The Proof Is In The Pudding

They say the proof is in the pudding so I decided to try to make sense of the mass of documents in my folder for the 9 month report by taking it from this:

 

 

To this, using Scapple:

 

I’m sitting in the Groucho’s lobby working for a few minutes before the Big Guys Gather for the Little Guy dinner (me and my male friends having a boy’s baby shower since Emily decided to wait for a gathering until after Kazu is born), so I will be working on the logic and layout for this tomorrow. Already some patterns are beginning to show, but I have to close my laptop soon. Here is what I have the following Tuesday:

 

What became clear when working on this is that it does not really reflect a logic of a word processing document – the bold headings on the left hand side are the categories/sections I should be using for this document, but here they are just indications. I therefore decided to make the bold level one headings and have the ‘document’ presented as columns, each for a level one heading, 4 headings wide and this made much more sense:

The lines are still just reminder lines for me and there are a few headings/nodes which are not under a level one heading (for example; ‘A Personal Note on the Process’) which would be at the very end of the document in word processor view.

This leads to a couple of insights/ideas

The default layout of liquid view should not be the same as Table of Contents view.

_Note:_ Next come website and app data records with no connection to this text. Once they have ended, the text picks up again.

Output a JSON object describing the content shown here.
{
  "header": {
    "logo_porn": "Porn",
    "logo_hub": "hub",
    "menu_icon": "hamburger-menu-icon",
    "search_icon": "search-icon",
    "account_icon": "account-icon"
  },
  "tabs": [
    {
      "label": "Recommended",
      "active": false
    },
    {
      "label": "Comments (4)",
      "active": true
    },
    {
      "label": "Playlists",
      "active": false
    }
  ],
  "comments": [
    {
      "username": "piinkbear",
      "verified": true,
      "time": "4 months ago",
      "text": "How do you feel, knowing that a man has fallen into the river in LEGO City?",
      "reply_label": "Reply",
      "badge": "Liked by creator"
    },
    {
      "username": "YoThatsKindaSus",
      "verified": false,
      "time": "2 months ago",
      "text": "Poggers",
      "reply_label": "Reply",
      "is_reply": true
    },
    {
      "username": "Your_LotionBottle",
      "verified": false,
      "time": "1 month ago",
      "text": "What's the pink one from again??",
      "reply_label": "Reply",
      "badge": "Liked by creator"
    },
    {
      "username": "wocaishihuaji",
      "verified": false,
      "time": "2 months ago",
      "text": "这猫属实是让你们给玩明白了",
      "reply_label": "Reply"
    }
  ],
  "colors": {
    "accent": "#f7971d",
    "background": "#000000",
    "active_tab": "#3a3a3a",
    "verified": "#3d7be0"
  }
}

The user should be able to specify automatic layouts for the level one view, such as the grid shown here (by keyboard 1,2,3,4 to indicate the number of columns), in the same way the user should able to choose to ‘Align vertical’ and so on.

 

From Post-It® Notes to Virtual Notes/Nodes

David Straker’s book on Rapid Problem Solving with Post-It® Notes (Straker, 1997) provides an analog experience of moving piece of information around in order to solve problems. Note that his use case is problems solving, which is close to writing an academic paper, but not exactly the same. 

Key Principles

His key principles are Chunking, Problem Patterns which I have transcribed below. He also discussed  Guiding Decisions and The FOG Factor, which are not as relevant to liquid views. The Guiding Decisions set of principles is very much focused on problem solving, with categories of Objectives, Criteria, Questions and Constraints. I think this points to using templates for the academic papers but it’s not completely relevant for liquid views. The FOG Factor is a notion of putting an F on Notes which are Factual, O on Notes which are Opinions and G on Notes which are Guesses. The idea seems to be that the act of determined what is what is useful. 

Chunking

• Your mind works by taking in information one individual piece, or chunk, at a time. The chunk may be simple, like “a brick,” or more complex, such as “my house”. 

•  Information about problems also comes in chunks. It can usually be written in a short phrase or sentence. For example, “The roof is leaking”. 

•  You can capture problem chunks by writing them on Notes. 

•  You can solve problem chunks by:

– finding all the chunks

– arranging them into meaningful patterns

– focusing on the important parts

Problem Patterns 

There are three basic ways of arranging chunks: 

•  Lists are simple collections of chunks that may or may not be sorted in order of importance.

•  Trees have simple hierarchical “parent-and-child” relationships. They can be built top-down or bottom-up.

•  Maps have more complex relationships. Any chunk is related to any other chunk. They can be used to relate specific actions or general information chunks.

The Swap Sort / Overlays

This is what he calls a ‘tool’ and it is simply a way of laying out Notes where there is a divider (horizontal or vertical) and labels for what it means for a Note to be above or below the divider, such as ‘Do these’ and ‘Don’t do these’. This could be an inspiration to have overlays or backgrounds in liquid view which are only visible and useful in that view but which also only provides value to highlight the layout in that view. 

Beyond Paper

The Post-It® Notes environment provides rich interaction spatially in 2D when there are no visible lines connecting any Notes (drawing a line freezes the layout); the user can move the Notes around at will, with a work space as large as an A1 pad or even a wall. 

What a computer screen adds is:

 

•  The ability to keep lines connected to Notes even when they move.

•  3D, the notes can be sized and presented in 2 ½ D as well as possibly in 3D.

•  The opportunity to Save layouts and quickly switch between them.

•  The means through which to do automatic layouts, based on keywords, spacing and more. 

•  A way to embed further information which is not always visible.

•  Links to open up further liquid views.

•  Links to open up external information.

•  Opportunity to share the layout and work on it with many people remotely. 

Spatial Hypertext

Visualisation of text elements where meaning is shown through the layout. No connecting lines in the pure form but they can be used. An analog equivalent could be a pin-board or lots of paper on a table.

“To fuzzily relate two items, they are simply placed near to each other, but maybe not quite as near as to a third object. This allows for so-called “constructive ambiguity” (Shipman and Marshall, 1999b) and is an intuitive way to deal with vague relations and orders.”

Heiko Haller. 2011